Baylor football coach Art Briles has a starting cornerback who once dreamed of taking Gonzaga to the Final Four as the Zags’ primary point guard.
Briles’ second-leading tackler, linebacker Eddie Lackey, began his college career as a safety at a Division II school. Receiver Clay Fuller, 26, spent six seasons as a minor-league outfielder in the Los Angeles Angels’ organization before walking on at Baylor and working his way into the lineup for a team battling for this year’s BCS national championship.
And the biggest, baddest Bear of them all — offensive guard Cyril Richardson, an All-American and postseason honors candidate — needed little time Monday to recite the entire list of suitors he dealt with on the recruiting trail while playing at North Crowley High School.
“Baylor was my only offer,” Richardson said, smiling. “You see what happens when you sleep on some people. That just shows you there’s a lot of players out there and coach Briles is great at finding them. There’s a lot of people that just want that one shot. That one little chance to show what they have. And they’re going to take it to new places.”
Richardson and several other under-recruited gems have helped take No. 4 Baylor (9-0, 6-0 in Big 12) to unprecedented places this season. A victory over No. 10 Oklahoma State (9-1, 6-1) in Saturday’s showdown in Stillwater, Okla. would give the Bears control of the league title race while keeping them on track to pass No. 3 Ohio State (10-0) in next week’s updated BCS standings.
But the Bears’ point-per-minute offense, for a second consecutive week, probably will be forced to operate on the road without three primary playmakers who have scored 24 touchdowns and accounted for 259.6 yards per game this season. Receiver Tevin Reese (dislocated wrist) won’t play and neither of the top two running backs, Lache Seastrunk (groin) and Glasco Martin (knee), have been cleared to practice after sitting out last week’s 63-34 victory over Texas Tech.
None of this causes the slightest hint of a concern from Briles, who unleashed a pair of 100-yard freshmen rushers against Tech (Shock Linwood, Devin Chafin). Both flew as far under-the-radar as high school prospects as Richardson (6-foot-5, 340 pounds), a fifth-year senior in the mix for both the Outland Trophy and Lombardi Award. Reese’s replacement, Levi Norwood, had career highs for catches (7), receiving yards (152) and touchdowns (2) in his first start of the season.
On multiple occasions, Briles has said the biggest difference between the 2013 Bears and the first five teams he coached in Waco is that this squad has “Big 12 quality depth” across the board.
“I just wish we weren’t having to prove it,” Briles said.
But they have been.
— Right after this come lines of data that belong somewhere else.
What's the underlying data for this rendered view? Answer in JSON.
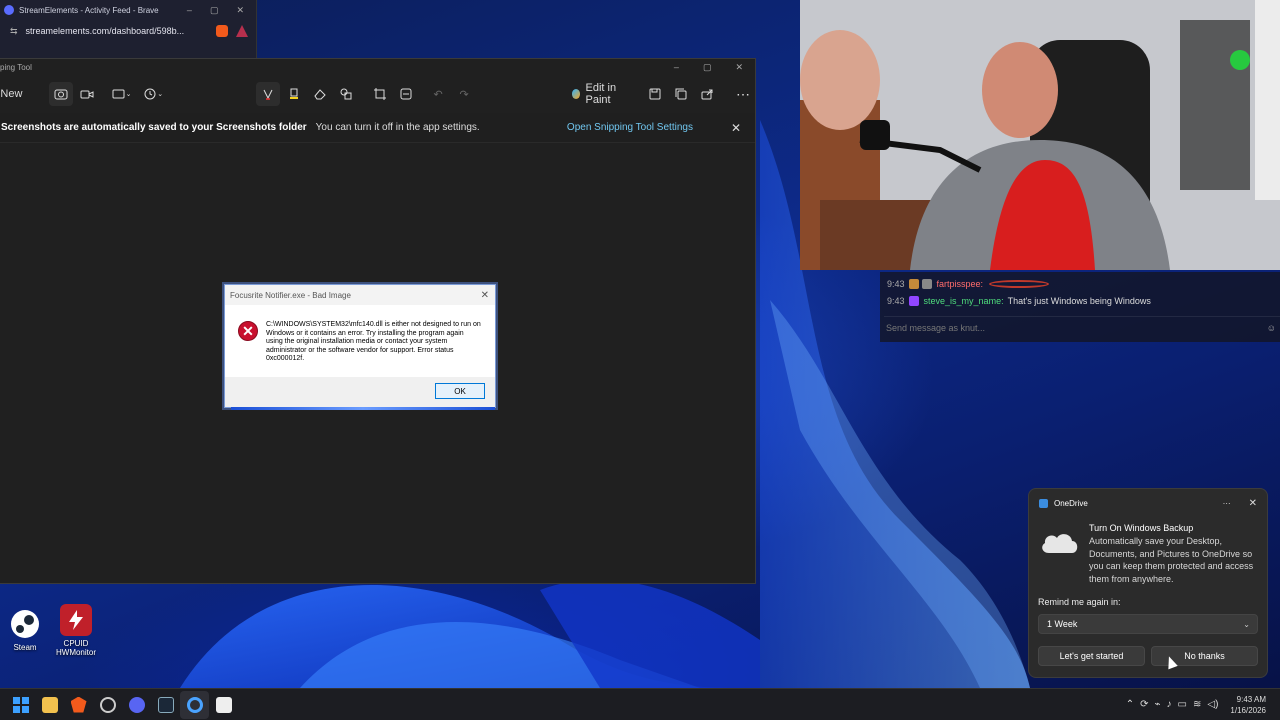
{
  "brave": {
    "tab_title": "StreamElements - Activity Feed - Brave",
    "url": "streamelements.com/dashboard/598b..."
  },
  "snipping_tool": {
    "title": "ping Tool",
    "new_label": "New",
    "edit_in_paint": "Edit in Paint",
    "banner_bold": "Screenshots are automatically saved to your Screenshots folder",
    "banner_text": "You can turn it off in the app settings.",
    "banner_link": "Open Snipping Tool Settings"
  },
  "error_dialog": {
    "title": "Focusrite Notifier.exe - Bad Image",
    "message": "C:\\WINDOWS\\SYSTEM32\\mfc140.dll is either not designed to run on Windows or it contains an error. Try installing the program again using the original installation media or contact your system administrator or the software vendor for support. Error status 0xc000012f.",
    "ok_label": "OK"
  },
  "chat": {
    "messages": [
      {
        "time": "9:43",
        "user": "fartpisspee:",
        "text": ""
      },
      {
        "time": "9:43",
        "user": "steve_is_my_name:",
        "text": "That's just Windows being Windows"
      }
    ],
    "input_placeholder": "Send message as knut..."
  },
  "desktop_icons": [
    {
      "label": "Steam"
    },
    {
      "label": "CPUID HWMonitor"
    }
  ],
  "onedrive": {
    "app_name": "OneDrive",
    "title": "Turn On Windows Backup",
    "description": "Automatically save your Desktop, Documents, and Pictures to OneDrive so you can keep them protected and access them from anywhere.",
    "remind_label": "Remind me again in:",
    "remind_value": "1 Week",
    "primary_button": "Let's get started",
    "secondary_button": "No thanks"
  },
  "taskbar": {
    "time": "9:43 AM",
    "date": "1/16/2026"
  },
  "colors": {
    "link": "#71c7f0",
    "error_red": "#c8102e",
    "chat_user1": "#ff6c6c",
    "chat_user2": "#4fdc7c"
  }
}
And they’ll get another opportunity Saturday, led by quarterback Bryce Petty, one of Briles’ three-star prospects (along with Richardson) in a 2009 signing class that drew few kudos from recruiting analysts. Asked about his faith in backups elevated into starring roles, Petty said: “Anyone that goes out there, I have full confidence in. Preparation-wise and game-plan wise, those guys all practice like they’re starters. That’s why their results don’t surprise me.”
What is surprising, and what separates Briles from many of his peers, is how he manages to consistently uncover enough productive players from unique backgrounds to fill his depth chart. Some even morph into stars.
Briles turned a Canadian firefighter/youth hockey standout into a first-round pick in the 2011 NFL Draft (offensive lineman Danny Watkins). He’s got Demetri Goodson, who made 68 career starts as Gonzaga’s point guard (2008-2011), leading his team in interceptions (2). Briles said he learned of Goodson’s availability through the player’s former AAU basketball coach in Houston and quickly offered him a shot at an NFL future when Goodson decided to switch sports.
“If he’s a good enough athlete to be the point guard at Gonzaga, he can certainly play somewhere on the football field,” Briles said. “He has not unfulfilled. He’s done a great job for us.”
So has Lackey (6-foot, 220 pounds), who has made 66 tackles this season but had to track the location of Baylor on his cell phone when his junior-college coach alerted him to Briles’ interest in 2011.
“I didn’t know where Baylor was at, to be honest,” said Lackey, a California native who played one season in Division II before opting for the JC route and a chance at an FBS offer. “A lot of people didn’t take me seriously because I didn’t fit that cookie cutter in terms of size.”
Briles did. Just like he landed his two freshman tailbacks, Linwood (812 yards, 8 TDs) and Chafin (257 yards, 4 TDs), out of Class 2A and 3A high schools, respectively. Just like he rolled the dice on Richardson, who wound up at North Crowley after Hurricane Katrina forced the family out of its native New Orleans.
“Coach Briles doesn’t necessarily have to find the five-star guys. When he sees a guy, he knows if the talent’s there or not,” said Martin, who hopes to play Saturday at OSU. “That’s showing right now because we have a lot of depth on our football team.”
The Bears must lean heavily on that commodity again this week if they are to extend the best start to any football season in school history.